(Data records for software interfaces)

---

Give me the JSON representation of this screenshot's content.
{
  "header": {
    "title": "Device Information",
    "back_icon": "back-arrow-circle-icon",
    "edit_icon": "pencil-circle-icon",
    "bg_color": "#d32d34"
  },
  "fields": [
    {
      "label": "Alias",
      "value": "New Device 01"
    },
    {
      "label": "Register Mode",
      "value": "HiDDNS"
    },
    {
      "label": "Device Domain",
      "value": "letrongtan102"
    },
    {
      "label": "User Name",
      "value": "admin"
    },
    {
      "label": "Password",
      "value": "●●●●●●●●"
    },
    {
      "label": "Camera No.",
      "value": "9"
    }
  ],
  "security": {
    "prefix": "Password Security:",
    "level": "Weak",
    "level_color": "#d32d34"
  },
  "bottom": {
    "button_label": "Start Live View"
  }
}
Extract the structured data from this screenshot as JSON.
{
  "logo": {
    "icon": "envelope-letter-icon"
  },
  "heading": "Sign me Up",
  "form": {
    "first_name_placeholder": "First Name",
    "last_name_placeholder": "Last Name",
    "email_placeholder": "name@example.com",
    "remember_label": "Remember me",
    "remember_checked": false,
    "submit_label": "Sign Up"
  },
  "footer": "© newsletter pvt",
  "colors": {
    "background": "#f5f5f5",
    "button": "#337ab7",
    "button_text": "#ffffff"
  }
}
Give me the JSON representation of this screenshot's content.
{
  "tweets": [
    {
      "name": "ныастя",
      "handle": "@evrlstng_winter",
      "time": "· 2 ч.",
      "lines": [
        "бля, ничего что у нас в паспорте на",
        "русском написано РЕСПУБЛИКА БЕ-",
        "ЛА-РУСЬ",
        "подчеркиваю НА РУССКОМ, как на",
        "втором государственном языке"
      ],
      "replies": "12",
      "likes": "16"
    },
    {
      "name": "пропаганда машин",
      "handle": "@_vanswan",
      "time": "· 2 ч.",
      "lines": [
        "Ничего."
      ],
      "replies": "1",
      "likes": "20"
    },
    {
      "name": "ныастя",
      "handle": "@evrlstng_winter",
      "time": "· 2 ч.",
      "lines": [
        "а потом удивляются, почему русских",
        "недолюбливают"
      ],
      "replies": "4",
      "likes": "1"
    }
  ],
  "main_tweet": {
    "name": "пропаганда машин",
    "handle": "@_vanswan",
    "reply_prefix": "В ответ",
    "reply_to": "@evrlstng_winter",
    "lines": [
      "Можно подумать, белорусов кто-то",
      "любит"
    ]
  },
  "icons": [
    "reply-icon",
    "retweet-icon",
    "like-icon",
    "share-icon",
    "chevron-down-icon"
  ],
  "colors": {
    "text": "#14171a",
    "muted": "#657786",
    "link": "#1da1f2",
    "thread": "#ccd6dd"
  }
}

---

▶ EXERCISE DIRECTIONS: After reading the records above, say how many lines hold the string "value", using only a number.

▶ EXERCISE ANSWER: 6